The Executive Function Hypothesis

The Executive Function Hypothesis was developed in the 1970s by Karl Pribram and other experts in psychology and psychiatry. Russell Barkley, Ph.D., defines executive function as “the cognitive or mental abilities that people need to actively pursue goals,” and it is critical in developing certain life skills that can set us up for success.

The Four Circuits of Executive Function

Neuropsychologists have discovered at least four circuits of executive function that stem from the prefrontal cortex. These circuits are nicknamed the Who, What, When, and Why.

The Who circuit has to do with our sense of identity and self-awareness. This executive function allows us to be aware of what we are doing and how we feel both physically and emotionally.

The What circuit allows us to make plans and strategize toward future goals based on our working memory of the past. This function allows us to learn from past experiences and incorporate that knowledge into the formulation of a plan for future success.

As the name indicates, the When circuit relates to a sense of time and order. This function allows us to plan a sequence of steps in a timely fashion. Time management is a major benefit of this circuit.

The Why circuit is a decision-making circuit. It allows us to weigh the pros and cons of our options and make a decision based on those factors. This circuit is linked to our emotions, so it not only weighs the logical aspects of a decision but also factors in how we feel about them.

Executive Function Deficits

An article in ADDitude reports that “essentially, ADHD is an executive function deficit disorder (EFDD).” The four circuits described above must work must in harmony for executive functioning to equip us with critical skills such as self-awareness, inhibition, non-verbal working memory, verbal working memory, emotional self-regulation, self-motivation, planning, and problem-solving.

Children and adults diagnosed with ADHD may have trouble with several, if not all of these areas.

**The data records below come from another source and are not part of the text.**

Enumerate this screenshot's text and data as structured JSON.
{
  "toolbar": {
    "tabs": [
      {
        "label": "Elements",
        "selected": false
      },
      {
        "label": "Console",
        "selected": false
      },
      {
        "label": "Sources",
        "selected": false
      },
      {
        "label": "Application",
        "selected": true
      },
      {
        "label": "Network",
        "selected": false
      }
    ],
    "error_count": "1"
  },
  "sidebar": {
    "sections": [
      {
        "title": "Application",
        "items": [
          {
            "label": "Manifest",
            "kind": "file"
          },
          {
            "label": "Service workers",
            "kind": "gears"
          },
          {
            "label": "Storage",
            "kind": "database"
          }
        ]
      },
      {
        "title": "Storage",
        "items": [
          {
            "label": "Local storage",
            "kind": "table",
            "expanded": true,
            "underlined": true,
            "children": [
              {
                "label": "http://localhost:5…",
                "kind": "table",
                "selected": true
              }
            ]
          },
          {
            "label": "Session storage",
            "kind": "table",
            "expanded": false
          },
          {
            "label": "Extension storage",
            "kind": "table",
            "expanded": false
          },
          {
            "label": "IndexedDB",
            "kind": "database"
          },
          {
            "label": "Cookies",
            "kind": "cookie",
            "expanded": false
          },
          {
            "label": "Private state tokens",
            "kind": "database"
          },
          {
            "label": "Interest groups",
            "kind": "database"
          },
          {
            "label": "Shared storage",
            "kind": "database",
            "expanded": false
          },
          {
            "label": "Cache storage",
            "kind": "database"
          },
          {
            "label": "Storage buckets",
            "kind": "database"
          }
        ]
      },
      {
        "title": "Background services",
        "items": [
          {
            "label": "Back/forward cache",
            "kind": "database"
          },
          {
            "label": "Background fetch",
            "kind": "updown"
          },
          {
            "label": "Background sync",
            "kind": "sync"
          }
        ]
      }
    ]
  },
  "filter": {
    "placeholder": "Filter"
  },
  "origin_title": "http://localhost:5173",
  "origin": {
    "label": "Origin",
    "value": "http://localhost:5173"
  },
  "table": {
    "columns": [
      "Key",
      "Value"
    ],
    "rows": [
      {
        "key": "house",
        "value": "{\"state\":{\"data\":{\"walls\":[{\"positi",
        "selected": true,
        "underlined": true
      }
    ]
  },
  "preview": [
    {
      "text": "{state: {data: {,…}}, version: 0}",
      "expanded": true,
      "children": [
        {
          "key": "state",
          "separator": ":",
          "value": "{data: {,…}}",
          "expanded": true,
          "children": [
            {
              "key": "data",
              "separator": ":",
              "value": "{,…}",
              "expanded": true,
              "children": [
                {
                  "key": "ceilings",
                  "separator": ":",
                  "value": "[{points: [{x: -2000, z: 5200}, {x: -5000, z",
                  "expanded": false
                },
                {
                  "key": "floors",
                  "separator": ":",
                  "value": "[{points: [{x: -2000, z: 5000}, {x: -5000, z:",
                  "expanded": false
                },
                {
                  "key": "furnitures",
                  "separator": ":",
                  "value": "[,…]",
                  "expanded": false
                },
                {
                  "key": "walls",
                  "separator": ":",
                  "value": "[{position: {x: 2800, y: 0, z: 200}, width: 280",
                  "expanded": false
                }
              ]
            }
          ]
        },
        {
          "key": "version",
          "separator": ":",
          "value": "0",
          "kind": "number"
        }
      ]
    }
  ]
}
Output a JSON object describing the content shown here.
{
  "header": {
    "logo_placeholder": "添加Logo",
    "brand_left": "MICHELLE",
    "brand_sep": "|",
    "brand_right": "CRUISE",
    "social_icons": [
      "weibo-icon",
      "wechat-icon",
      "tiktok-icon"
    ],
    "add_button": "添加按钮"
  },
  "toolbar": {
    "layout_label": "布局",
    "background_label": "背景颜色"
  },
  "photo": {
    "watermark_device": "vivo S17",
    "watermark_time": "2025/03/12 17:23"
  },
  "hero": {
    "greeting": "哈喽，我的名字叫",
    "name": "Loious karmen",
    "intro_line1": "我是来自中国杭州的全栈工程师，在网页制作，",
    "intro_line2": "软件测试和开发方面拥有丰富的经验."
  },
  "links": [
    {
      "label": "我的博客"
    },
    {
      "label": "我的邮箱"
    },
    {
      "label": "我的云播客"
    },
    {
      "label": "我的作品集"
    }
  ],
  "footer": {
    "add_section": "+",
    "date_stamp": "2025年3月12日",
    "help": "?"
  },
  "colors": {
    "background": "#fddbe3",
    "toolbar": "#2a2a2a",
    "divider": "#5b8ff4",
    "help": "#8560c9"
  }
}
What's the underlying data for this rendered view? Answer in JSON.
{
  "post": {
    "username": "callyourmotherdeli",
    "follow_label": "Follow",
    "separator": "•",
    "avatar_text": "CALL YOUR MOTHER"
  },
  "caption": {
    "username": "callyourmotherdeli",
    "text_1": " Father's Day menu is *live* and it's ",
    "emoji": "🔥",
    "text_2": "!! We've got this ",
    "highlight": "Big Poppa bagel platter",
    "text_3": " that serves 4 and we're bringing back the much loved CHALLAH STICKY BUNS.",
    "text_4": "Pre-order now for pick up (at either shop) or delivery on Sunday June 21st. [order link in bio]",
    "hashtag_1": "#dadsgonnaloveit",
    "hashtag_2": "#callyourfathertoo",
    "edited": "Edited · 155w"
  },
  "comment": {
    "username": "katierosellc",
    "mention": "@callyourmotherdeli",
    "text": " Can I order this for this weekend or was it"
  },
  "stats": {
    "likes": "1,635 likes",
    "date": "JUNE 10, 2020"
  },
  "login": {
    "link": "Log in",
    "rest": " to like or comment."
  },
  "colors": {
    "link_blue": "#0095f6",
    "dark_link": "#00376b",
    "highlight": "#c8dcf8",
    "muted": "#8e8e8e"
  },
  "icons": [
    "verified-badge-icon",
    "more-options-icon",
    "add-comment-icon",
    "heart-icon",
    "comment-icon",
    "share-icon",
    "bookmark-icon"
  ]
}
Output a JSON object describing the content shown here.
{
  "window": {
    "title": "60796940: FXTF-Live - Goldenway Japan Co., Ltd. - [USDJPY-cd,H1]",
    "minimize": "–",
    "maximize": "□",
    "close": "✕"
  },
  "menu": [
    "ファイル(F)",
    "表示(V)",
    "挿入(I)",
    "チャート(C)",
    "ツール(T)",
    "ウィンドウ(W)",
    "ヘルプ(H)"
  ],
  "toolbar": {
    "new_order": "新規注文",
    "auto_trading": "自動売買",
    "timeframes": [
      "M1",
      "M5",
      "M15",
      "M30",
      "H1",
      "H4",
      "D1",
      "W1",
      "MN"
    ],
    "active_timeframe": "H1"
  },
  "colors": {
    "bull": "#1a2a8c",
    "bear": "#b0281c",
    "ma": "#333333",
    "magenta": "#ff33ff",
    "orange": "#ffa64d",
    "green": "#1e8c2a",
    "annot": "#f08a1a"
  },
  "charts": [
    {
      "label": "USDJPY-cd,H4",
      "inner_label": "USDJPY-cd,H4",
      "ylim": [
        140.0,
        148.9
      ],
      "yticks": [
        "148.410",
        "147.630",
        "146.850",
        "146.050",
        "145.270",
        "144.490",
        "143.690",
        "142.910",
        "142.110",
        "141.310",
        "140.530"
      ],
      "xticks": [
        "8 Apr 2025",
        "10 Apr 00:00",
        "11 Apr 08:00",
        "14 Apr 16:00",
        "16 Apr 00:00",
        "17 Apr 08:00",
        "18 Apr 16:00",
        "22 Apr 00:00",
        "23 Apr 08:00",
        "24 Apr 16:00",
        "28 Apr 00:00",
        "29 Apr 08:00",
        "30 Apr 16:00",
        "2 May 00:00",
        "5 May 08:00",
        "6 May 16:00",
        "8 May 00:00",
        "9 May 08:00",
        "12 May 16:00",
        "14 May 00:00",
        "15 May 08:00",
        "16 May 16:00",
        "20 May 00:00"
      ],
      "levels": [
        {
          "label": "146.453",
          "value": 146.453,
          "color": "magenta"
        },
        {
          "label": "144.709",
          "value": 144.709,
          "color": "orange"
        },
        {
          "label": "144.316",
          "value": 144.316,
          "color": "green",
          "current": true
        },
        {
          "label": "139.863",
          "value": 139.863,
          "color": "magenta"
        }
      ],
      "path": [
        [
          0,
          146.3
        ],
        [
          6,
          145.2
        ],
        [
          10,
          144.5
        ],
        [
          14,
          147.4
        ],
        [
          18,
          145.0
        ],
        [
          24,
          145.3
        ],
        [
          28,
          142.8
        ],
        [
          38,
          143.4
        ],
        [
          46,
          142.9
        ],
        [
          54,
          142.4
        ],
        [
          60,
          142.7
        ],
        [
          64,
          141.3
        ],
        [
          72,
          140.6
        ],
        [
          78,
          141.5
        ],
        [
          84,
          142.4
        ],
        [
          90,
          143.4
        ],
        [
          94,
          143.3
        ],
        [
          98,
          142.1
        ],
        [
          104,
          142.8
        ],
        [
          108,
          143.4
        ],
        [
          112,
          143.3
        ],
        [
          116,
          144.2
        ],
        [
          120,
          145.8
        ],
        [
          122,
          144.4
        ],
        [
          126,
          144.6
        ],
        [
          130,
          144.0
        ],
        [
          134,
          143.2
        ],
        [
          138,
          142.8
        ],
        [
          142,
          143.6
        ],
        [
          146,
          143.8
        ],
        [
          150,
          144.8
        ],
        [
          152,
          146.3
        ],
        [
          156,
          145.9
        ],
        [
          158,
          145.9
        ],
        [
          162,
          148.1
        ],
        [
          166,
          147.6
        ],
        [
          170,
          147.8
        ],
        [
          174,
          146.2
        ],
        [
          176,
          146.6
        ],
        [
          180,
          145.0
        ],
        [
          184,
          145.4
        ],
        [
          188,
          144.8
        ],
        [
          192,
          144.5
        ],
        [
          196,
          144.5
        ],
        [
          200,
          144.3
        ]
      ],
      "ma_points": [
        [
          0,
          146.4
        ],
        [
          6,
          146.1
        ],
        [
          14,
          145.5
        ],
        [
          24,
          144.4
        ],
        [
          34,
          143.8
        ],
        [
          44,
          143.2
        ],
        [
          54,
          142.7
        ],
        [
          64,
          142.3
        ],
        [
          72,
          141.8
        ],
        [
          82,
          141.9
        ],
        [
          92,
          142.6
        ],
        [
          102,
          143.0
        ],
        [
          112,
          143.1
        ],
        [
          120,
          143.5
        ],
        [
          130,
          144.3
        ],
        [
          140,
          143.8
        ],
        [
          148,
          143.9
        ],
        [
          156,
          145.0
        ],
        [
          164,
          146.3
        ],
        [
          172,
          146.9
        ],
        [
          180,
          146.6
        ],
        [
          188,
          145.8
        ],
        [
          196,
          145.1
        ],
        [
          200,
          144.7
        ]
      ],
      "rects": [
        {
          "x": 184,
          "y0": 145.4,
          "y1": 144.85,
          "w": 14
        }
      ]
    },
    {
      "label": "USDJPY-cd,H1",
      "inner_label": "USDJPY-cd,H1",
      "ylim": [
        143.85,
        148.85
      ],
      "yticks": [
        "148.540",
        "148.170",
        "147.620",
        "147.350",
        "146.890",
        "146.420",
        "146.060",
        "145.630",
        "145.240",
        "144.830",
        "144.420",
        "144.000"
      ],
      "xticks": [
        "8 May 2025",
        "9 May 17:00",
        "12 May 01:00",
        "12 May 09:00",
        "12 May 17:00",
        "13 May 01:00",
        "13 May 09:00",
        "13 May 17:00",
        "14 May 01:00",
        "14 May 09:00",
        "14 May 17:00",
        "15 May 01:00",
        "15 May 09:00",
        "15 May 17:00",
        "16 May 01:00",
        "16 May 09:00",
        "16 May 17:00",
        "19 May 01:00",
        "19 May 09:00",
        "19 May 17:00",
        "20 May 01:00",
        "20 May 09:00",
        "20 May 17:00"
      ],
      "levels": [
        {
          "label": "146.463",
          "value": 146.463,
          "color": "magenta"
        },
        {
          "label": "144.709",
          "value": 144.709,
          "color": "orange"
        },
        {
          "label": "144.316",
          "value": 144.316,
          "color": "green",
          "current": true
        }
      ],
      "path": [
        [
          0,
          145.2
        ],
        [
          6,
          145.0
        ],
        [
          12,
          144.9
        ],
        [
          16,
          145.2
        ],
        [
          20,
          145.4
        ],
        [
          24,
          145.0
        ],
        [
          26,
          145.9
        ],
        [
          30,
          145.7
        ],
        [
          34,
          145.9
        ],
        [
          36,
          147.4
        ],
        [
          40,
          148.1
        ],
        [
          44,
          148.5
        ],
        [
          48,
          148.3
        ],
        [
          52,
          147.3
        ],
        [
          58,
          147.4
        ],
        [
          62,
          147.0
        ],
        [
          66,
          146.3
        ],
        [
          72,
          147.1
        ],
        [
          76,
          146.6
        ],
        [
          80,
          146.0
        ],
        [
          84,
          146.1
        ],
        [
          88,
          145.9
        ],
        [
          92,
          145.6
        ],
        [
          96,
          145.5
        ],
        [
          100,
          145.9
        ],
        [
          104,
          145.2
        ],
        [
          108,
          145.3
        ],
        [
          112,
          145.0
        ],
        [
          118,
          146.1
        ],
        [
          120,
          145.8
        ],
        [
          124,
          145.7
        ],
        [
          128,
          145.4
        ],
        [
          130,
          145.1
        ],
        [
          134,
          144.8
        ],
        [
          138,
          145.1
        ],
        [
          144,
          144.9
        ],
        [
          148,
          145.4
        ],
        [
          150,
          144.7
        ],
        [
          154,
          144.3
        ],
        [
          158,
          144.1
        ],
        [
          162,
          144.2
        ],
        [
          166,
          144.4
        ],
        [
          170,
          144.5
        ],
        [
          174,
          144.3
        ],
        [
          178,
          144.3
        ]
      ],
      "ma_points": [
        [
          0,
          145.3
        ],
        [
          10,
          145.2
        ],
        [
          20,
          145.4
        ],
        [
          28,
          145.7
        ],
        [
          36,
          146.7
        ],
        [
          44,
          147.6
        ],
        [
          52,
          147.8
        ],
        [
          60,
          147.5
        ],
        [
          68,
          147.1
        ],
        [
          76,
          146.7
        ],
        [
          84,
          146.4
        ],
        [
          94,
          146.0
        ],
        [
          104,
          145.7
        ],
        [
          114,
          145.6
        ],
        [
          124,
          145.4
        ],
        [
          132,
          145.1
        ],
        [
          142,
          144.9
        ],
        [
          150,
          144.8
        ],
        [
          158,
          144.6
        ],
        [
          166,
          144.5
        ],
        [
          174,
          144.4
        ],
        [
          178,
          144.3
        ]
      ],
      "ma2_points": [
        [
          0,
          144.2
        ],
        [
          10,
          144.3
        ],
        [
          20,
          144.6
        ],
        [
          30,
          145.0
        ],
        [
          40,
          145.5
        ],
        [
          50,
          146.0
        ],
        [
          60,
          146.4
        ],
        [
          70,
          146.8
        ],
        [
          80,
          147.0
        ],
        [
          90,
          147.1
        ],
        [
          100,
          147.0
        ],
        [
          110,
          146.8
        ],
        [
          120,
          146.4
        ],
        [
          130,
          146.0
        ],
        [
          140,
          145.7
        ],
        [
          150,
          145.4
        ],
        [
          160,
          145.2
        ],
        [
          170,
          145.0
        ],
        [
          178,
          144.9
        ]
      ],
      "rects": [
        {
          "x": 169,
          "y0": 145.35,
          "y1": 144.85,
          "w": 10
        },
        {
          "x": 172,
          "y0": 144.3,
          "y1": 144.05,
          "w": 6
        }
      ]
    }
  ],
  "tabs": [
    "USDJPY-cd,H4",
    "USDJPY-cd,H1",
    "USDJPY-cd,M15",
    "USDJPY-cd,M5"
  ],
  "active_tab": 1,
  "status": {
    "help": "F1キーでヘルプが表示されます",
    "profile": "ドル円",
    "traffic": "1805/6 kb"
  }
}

However, the earlier a diagnosis is made, the sooner these skills can be worked on. Movement and kinesthetic learning are two ways to help develop these executive functions.

Benefits of Movement

Movement can help children with ADHD. Using movement as a tool to enhance learning has been found to decrease behavioral episodes of children with ADHD. Some ADHD can be treated with non-pharmacologic agents such as physical activity. Perhaps teaching the elementary curriculum with specific emphasis on fundamental movements could decrease the symptoms.

According to a  study by the MIND Institute at the University of California-Davis, physical activity seems to allow children with ADHD to focus on what they are doing. In children with a diagnosis of ADHD, the study found:

  • Children who moved more intensely showed better cognitive performance.
  • The accuracy of children’s performance on tests significantly improved when they were moving.
  • Hyperactivity in children with ADHD may help them think. 

Kinesthetic Learning

Another interesting observation involves children seen at the National Reading Diagnostics Institute in Naperville, IL, who had previously been diagnosed with ADHD or ADD. In-depth reading evaluations often showed that rather than having ADD or ADHD, these children were kinesthetic learners who needed to engage in gross motor activity to learn best. After they participated in movement-based learning activities, their ADHD-like behavior often disappeared. Kinesthetic learners require body movement and action for optimal results. They need to move around, use their muscles, or explore.